Walt Whitman
America's Poet
Realism & the Civil War
After the War
and
Westward Expansion
Walt Whitman
Walt Whitman
May 31, 1819-March 26, 1892
worked as an editor for several papers before self-publishing his first collection of poems
Leaves of Grass
in 1855 which he hoped would one day be considered America's epic and is a prime example of poetic realism

called the "Bard of Democracy"

considered one of America's most influential poets
In 1862, Whitman moved to Washington D.C. to help care for his brother, George, who fought for the Union, and had been wounded
Whitman stayed in D.C. for three years working and visiting wounded soldiers.

His volunteer work was both life-changing and exhausting. By his own rough estimates, Whitman made 600 hospital visits, seeing more than 100,000 patients.
His volunteer work led him to write and publish a collection of poems called
Drum-Taps
, which represented a more solemn and realistic picture of what the Civil War meant for those fighting in it
Whitman's poetry reflected literary realism which attempted to depict contemporary life and society as it was - to keep it real - the poems in
Leaves of Grass
and
Drum-Taps
are good examples of poetry in the style of realism
After the war, Whitman eventually found steady work as a clerk at the Indian Bureau of the Department of the Interior, but was fired when his boss learned he was the author of
Leaves of Grass

"Pioneers! O Pioneers!" was first published in
Leaves of Grass
in 1865. The poem was written as a tribute to Whitman's fervor for the great Westward expansion which he saw as an opportunity for hope and progress.
January 1873 he had a stroke that left him partially paralyzed and he relocated to Camden, New Jersey, to live with his brother George.

Over the next two decades, Whitman continued to tinker with
Leaves of Grass
, which had not really received any significant literary recognition.

By the mid 1880s,
Leaves of Grass
was being critically recognized, but the America he saw emerge from the Civil War disappointed him.
Right up until the end, he'd continued to work on
Leaves of Grass
; during his lifetime it went through seven editions and expanded to 300+ poems.
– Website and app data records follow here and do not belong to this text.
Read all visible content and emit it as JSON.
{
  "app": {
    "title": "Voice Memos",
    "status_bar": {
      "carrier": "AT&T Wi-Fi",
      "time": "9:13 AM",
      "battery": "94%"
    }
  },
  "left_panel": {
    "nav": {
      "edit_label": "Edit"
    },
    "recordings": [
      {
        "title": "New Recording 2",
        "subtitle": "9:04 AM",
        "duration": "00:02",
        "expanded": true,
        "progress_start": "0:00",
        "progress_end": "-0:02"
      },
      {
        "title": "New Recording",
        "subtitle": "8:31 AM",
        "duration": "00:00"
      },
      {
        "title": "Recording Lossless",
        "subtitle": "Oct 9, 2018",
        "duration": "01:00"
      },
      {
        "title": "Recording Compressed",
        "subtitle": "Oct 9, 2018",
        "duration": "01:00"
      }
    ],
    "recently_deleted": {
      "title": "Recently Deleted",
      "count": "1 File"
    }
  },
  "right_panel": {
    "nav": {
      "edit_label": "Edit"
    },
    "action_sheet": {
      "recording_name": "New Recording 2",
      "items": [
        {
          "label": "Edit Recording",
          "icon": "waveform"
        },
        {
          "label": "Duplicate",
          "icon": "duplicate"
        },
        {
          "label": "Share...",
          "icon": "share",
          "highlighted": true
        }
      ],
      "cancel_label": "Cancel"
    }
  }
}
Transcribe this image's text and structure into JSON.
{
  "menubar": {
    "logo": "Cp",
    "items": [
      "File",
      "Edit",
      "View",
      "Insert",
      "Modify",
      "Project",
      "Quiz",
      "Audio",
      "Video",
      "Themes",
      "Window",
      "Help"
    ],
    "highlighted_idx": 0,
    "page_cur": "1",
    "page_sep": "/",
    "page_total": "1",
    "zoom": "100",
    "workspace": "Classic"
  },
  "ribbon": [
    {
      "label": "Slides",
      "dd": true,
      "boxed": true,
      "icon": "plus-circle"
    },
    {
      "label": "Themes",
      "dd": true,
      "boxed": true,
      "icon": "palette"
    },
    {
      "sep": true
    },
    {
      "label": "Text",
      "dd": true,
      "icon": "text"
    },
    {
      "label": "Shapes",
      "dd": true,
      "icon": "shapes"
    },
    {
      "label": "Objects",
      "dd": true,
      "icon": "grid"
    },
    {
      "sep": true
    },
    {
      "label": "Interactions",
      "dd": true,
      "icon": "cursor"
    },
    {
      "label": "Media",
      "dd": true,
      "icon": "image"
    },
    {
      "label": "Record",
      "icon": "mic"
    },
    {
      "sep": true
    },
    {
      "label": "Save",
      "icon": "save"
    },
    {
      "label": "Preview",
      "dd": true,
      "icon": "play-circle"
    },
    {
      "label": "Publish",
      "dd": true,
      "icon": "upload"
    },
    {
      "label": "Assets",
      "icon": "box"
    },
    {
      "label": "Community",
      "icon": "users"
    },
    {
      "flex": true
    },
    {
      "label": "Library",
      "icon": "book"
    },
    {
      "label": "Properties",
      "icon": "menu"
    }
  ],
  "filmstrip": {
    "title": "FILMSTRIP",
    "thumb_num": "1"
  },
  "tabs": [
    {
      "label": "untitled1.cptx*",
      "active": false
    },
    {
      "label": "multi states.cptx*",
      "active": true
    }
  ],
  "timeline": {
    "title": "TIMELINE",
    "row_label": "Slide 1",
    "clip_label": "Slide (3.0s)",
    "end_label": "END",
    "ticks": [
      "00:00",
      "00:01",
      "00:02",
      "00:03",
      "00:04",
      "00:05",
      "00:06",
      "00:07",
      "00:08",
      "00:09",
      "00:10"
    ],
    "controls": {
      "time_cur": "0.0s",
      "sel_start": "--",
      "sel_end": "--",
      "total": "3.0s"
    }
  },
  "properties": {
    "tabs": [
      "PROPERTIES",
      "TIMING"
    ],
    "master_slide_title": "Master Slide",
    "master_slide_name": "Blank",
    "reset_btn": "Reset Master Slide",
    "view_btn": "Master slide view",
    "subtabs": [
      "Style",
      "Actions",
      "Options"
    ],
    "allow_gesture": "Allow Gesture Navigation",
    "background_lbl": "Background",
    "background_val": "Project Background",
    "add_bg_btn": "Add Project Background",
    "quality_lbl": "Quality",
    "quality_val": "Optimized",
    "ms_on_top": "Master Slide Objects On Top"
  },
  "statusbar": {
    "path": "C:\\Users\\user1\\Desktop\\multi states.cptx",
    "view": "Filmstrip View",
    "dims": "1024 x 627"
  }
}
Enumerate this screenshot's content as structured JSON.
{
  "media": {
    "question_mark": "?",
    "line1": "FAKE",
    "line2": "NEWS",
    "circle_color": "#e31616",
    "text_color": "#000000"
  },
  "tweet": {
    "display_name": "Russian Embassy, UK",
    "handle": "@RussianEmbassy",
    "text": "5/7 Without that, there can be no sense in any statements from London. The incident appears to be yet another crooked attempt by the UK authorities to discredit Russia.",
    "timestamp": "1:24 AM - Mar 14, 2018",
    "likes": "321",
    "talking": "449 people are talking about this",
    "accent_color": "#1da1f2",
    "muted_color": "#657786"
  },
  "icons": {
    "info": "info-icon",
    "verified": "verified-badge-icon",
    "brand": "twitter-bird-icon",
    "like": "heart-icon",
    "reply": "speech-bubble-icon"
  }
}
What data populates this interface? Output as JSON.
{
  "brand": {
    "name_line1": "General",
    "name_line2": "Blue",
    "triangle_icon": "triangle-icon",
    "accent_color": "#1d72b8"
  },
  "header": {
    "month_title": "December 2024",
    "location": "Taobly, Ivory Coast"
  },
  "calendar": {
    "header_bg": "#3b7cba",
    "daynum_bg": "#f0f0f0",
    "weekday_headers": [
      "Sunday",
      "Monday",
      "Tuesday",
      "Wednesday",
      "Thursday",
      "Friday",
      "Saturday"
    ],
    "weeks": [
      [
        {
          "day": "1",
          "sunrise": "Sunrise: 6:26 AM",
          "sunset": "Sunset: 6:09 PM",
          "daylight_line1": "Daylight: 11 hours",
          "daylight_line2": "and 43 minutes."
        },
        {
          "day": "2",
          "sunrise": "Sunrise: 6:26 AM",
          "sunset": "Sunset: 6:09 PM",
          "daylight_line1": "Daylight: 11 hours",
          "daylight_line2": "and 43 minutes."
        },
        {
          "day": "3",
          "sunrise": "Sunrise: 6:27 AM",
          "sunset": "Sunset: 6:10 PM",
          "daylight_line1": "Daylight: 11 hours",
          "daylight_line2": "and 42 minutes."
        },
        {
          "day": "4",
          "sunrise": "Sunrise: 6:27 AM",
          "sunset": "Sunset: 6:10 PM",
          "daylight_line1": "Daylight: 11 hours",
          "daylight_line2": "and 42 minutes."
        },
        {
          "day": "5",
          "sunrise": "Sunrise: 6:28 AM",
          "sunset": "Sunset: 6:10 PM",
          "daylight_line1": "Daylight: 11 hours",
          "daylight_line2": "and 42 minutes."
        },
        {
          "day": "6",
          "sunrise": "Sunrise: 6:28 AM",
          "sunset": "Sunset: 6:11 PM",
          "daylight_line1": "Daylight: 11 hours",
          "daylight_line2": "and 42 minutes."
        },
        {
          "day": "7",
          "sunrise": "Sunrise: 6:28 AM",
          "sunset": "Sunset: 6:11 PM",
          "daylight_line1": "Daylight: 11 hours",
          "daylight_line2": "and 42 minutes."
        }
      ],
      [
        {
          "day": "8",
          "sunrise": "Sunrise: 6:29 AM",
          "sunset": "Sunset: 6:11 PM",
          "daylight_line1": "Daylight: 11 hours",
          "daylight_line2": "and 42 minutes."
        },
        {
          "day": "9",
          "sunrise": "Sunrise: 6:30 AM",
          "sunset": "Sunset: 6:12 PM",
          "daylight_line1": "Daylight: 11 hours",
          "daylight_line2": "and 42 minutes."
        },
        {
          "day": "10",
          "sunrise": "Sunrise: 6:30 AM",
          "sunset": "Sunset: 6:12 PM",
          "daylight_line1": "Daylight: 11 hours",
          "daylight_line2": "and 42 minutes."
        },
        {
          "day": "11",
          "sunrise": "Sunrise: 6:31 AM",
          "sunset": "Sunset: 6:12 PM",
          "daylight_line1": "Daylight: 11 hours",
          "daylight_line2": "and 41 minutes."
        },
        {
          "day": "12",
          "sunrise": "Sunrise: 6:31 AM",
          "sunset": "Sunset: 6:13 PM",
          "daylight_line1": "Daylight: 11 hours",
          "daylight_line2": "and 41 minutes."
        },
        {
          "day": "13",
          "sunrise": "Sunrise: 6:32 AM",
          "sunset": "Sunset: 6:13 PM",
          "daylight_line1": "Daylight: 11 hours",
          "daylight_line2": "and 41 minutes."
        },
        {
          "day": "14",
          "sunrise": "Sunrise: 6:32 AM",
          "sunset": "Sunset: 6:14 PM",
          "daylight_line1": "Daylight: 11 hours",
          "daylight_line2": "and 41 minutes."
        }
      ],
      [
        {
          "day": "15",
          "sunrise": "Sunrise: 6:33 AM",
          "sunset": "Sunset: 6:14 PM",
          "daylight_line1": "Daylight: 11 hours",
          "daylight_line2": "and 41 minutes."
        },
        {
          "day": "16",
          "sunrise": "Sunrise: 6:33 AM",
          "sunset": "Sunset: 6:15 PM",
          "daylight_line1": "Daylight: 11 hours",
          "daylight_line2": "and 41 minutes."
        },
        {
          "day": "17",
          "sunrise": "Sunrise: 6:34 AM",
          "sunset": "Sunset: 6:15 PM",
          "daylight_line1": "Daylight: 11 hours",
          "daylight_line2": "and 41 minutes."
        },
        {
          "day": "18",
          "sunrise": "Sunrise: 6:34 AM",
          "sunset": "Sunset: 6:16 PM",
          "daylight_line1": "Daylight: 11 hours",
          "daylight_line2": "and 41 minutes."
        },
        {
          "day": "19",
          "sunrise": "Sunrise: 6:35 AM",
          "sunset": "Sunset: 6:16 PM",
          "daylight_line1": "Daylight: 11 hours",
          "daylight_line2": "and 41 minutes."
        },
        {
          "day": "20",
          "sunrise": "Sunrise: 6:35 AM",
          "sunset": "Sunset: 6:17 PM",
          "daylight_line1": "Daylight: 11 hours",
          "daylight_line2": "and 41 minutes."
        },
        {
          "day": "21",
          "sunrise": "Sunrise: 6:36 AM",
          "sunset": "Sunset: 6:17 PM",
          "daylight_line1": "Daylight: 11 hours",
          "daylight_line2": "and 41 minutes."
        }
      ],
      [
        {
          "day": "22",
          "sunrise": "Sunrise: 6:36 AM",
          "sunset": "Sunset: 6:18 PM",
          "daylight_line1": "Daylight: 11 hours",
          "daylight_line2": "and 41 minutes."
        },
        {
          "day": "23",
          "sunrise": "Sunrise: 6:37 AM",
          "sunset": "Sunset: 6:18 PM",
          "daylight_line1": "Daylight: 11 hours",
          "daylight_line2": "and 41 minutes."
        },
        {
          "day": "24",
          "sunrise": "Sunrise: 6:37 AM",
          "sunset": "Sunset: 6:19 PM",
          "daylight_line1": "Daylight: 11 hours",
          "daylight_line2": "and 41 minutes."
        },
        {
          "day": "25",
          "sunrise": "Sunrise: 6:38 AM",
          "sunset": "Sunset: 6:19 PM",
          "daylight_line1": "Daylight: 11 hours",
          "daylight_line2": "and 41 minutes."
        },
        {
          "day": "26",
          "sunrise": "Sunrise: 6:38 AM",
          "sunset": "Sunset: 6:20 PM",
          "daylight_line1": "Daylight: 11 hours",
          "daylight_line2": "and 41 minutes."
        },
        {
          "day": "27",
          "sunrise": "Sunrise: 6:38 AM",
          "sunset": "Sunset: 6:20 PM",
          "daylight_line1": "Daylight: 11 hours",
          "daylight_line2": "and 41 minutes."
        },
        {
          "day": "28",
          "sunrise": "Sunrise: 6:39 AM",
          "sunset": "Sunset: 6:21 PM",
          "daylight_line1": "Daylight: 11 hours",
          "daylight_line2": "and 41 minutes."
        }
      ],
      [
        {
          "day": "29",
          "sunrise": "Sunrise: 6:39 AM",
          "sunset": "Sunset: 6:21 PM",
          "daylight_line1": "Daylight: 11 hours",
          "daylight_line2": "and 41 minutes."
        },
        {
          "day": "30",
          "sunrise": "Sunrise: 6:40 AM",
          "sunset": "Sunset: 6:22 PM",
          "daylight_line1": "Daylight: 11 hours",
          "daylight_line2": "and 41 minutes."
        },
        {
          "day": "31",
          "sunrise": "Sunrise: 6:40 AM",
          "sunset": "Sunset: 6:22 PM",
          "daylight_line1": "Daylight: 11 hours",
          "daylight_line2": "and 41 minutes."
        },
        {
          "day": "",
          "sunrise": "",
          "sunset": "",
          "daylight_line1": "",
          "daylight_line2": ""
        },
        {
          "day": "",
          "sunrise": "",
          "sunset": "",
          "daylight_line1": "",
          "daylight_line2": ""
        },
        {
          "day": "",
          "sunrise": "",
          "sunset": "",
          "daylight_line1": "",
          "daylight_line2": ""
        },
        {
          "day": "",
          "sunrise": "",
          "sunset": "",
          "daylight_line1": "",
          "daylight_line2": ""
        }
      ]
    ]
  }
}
March 26, 1892, Walt Whitman passed away. He was buried in a large mausoleum he had built in Camden's Harleigh Cemetery.
born May 31, 1819 in West Hills, Long Island, New York; one of 8 children

began working in the printing business to help support his family at age 11

started teaching at age 17 in a one room school house
Full transcript